#### [PROBLEM]
With pictures removed, the data below should be returned exactly.

#### [GIVEN RECORDS]
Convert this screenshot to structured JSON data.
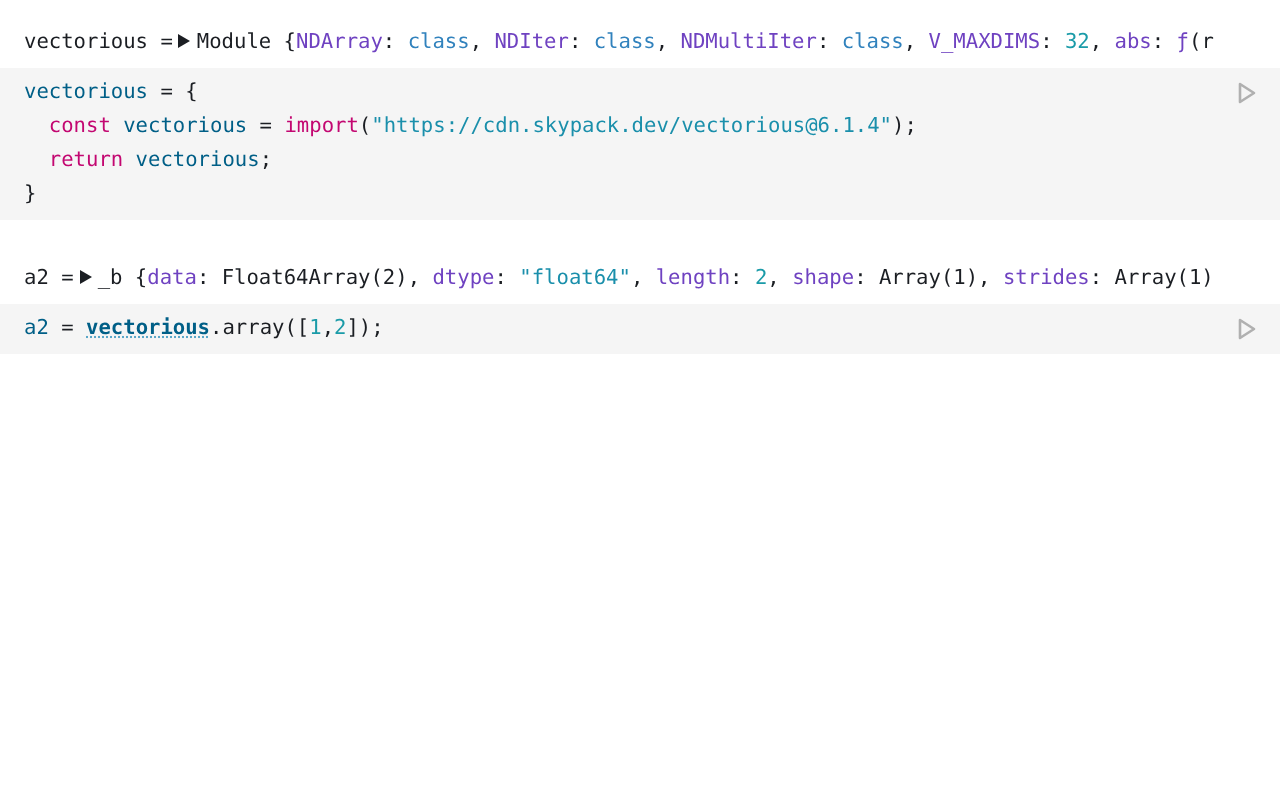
{
  "cells": [
    {
      "output": {
        "label": "vectorious =",
        "expandable": true,
        "tokens": [
          {
            "text": "Module {",
            "kind": "plain"
          },
          {
            "text": "NDArray",
            "kind": "prop"
          },
          {
            "text": ": ",
            "kind": "plain"
          },
          {
            "text": "class",
            "kind": "type"
          },
          {
            "text": ", ",
            "kind": "plain"
          },
          {
            "text": "NDIter",
            "kind": "prop"
          },
          {
            "text": ": ",
            "kind": "plain"
          },
          {
            "text": "class",
            "kind": "type"
          },
          {
            "text": ", ",
            "kind": "plain"
          },
          {
            "text": "NDMultiIter",
            "kind": "prop"
          },
          {
            "text": ": ",
            "kind": "plain"
          },
          {
            "text": "class",
            "kind": "type"
          },
          {
            "text": ", ",
            "kind": "plain"
          },
          {
            "text": "V_MAXDIMS",
            "kind": "prop"
          },
          {
            "text": ": ",
            "kind": "plain"
          },
          {
            "text": "32",
            "kind": "number"
          },
          {
            "text": ", ",
            "kind": "plain"
          },
          {
            "text": "abs",
            "kind": "prop"
          },
          {
            "text": ": ",
            "kind": "plain"
          },
          {
            "text": "ƒ",
            "kind": "prop"
          },
          {
            "text": "(r",
            "kind": "plain"
          }
        ]
      },
      "code": [
        [
          {
            "text": "vectorious",
            "kind": "var"
          },
          {
            "text": " = {",
            "kind": "plain"
          }
        ],
        [
          {
            "text": "  const",
            "kind": "keyword"
          },
          {
            "text": " vectorious",
            "kind": "var"
          },
          {
            "text": " = ",
            "kind": "plain"
          },
          {
            "text": "import",
            "kind": "keyword"
          },
          {
            "text": "(",
            "kind": "plain"
          },
          {
            "text": "\"https://cdn.skypack.dev/vectorious@6.1.4\"",
            "kind": "string"
          },
          {
            "text": ");",
            "kind": "plain"
          }
        ],
        [
          {
            "text": "  return",
            "kind": "keyword"
          },
          {
            "text": " vectorious",
            "kind": "var"
          },
          {
            "text": ";",
            "kind": "plain"
          }
        ],
        [
          {
            "text": "}",
            "kind": "plain"
          }
        ]
      ]
    },
    {
      "output": {
        "label": "a2 =",
        "expandable": true,
        "tokens": [
          {
            "text": "_b {",
            "kind": "plain"
          },
          {
            "text": "data",
            "kind": "prop"
          },
          {
            "text": ": Float64Array(2), ",
            "kind": "plain"
          },
          {
            "text": "dtype",
            "kind": "prop"
          },
          {
            "text": ": ",
            "kind": "plain"
          },
          {
            "text": "\"float64\"",
            "kind": "string"
          },
          {
            "text": ", ",
            "kind": "plain"
          },
          {
            "text": "length",
            "kind": "prop"
          },
          {
            "text": ": ",
            "kind": "plain"
          },
          {
            "text": "2",
            "kind": "number"
          },
          {
            "text": ", ",
            "kind": "plain"
          },
          {
            "text": "shape",
            "kind": "prop"
          },
          {
            "text": ": Array(1), ",
            "kind": "plain"
          },
          {
            "text": "strides",
            "kind": "prop"
          },
          {
            "text": ": Array(1)",
            "kind": "plain"
          }
        ]
      },
      "code": [
        [
          {
            "text": "a2",
            "kind": "var"
          },
          {
            "text": " = ",
            "kind": "plain"
          },
          {
            "text": "vectorious",
            "kind": "ref"
          },
          {
            "text": ".array([",
            "kind": "plain"
          },
          {
            "text": "1",
            "kind": "number"
          },
          {
            "text": ",",
            "kind": "plain"
          },
          {
            "text": "2",
            "kind": "number"
          },
          {
            "text": "]);",
            "kind": "plain"
          }
        ]
      ]
    }
  ]
}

#### [EXERCISE OUTPUT]
Convert this screenshot to structured JSON data.
{
  "cells": [
    {
      "output": {
        "label": "vectorious =",
        "expandable": true,
        "tokens": [
          {
            "text": "Module {",
            "kind": "plain"
          },
          {
            "text": "NDArray",
            "kind": "prop"
          },
          {
            "text": ": ",
            "kind": "plain"
          },
          {
            "text": "class",
            "kind": "type"
          },
          {
            "text": ", ",
            "kind": "plain"
          },
          {
            "text": "NDIter",
            "kind": "prop"
          },
          {
            "text": ": ",
            "kind": "plain"
          },
          {
            "text": "class",
            "kind": "type"
          },
          {
            "text": ", ",
            "kind": "plain"
          },
          {
            "text": "NDMultiIter",
            "kind": "prop"
          },
          {
            "text": ": ",
            "kind": "plain"
          },
          {
            "text": "class",
            "kind": "type"
          },
          {
            "text": ", ",
            "kind": "plain"
          },
          {
            "text": "V_MAXDIMS",
            "kind": "prop"
          },
          {
            "text": ": ",
            "kind": "plain"
          },
          {
            "text": "32",
            "kind": "number"
          },
          {
            "text": ", ",
            "kind": "plain"
          },
          {
            "text": "abs",
            "kind": "prop"
          },
          {
            "text": ": ",
            "kind": "plain"
          },
          {
            "text": "ƒ",
            "kind": "prop"
          },
          {
            "text": "(r",
            "kind": "plain"
          }
        ]
      },
      "code": [
        [
          {
            "text": "vectorious",
            "kind": "var"
          },
          {
            "text": " = {",
            "kind": "plain"
          }
        ],
        [
          {
            "text": "  const",
            "kind": "keyword"
          },
          {
            "text": " vectorious",
            "kind": "var"
          },
          {
            "text": " = ",
            "kind": "plain"
          },
          {
            "text": "import",
            "kind": "keyword"
          },
          {
            "text": "(",
            "kind": "plain"
          },
          {
            "text": "\"https://cdn.skypack.dev/vectorious@6.1.4\"",
            "kind": "string"
          },
          {
            "text": ");",
            "kind": "plain"
          }
        ],
        [
          {
            "text": "  return",
            "kind": "keyword"
          },
          {
            "text": " vectorious",
            "kind": "var"
          },
          {
            "text": ";",
            "kind": "plain"
          }
        ],
        [
          {
            "text": "}",
            "kind": "plain"
          }
        ]
      ]
    },
    {
      "output": {
        "label": "a2 =",
        "expandable": true,
        "tokens": [
          {
            "text": "_b {",
            "kind": "plain"
          },
          {
            "text": "data",
            "kind": "prop"
          },
          {
            "text": ": Float64Array(2), ",
            "kind": "plain"
          },
          {
            "text": "dtype",
            "kind": "prop"
          },
          {
            "text": ": ",
            "kind": "plain"
          },
          {
            "text": "\"float64\"",
            "kind": "string"
          },
          {
            "text": ", ",
            "kind": "plain"
          },
          {
            "text": "length",
            "kind": "prop"
          },
          {
            "text": ": ",
            "kind": "plain"
          },
          {
            "text": "2",
            "kind": "number"
          },
          {
            "text": ", ",
            "kind": "plain"
          },
          {
            "text": "shape",
            "kind": "prop"
          },
          {
            "text": ": Array(1), ",
            "kind": "plain"
          },
          {
            "text": "strides",
            "kind": "prop"
          },
          {
            "text": ": Array(1)",
            "kind": "plain"
          }
        ]
      },
      "code": [
        [
          {
            "text": "a2",
            "kind": "var"
          },
          {
            "text": " = ",
            "kind": "plain"
          },
          {
            "text": "vectorious",
            "kind": "ref"
          },
          {
            "text": ".array([",
            "kind": "plain"
          },
          {
            "text": "1",
            "kind": "number"
          },
          {
            "text": ",",
            "kind": "plain"
          },
          {
            "text": "2",
            "kind": "number"
          },
          {
            "text": "]);",
            "kind": "plain"
          }
        ]
      ]
    }
  ]
}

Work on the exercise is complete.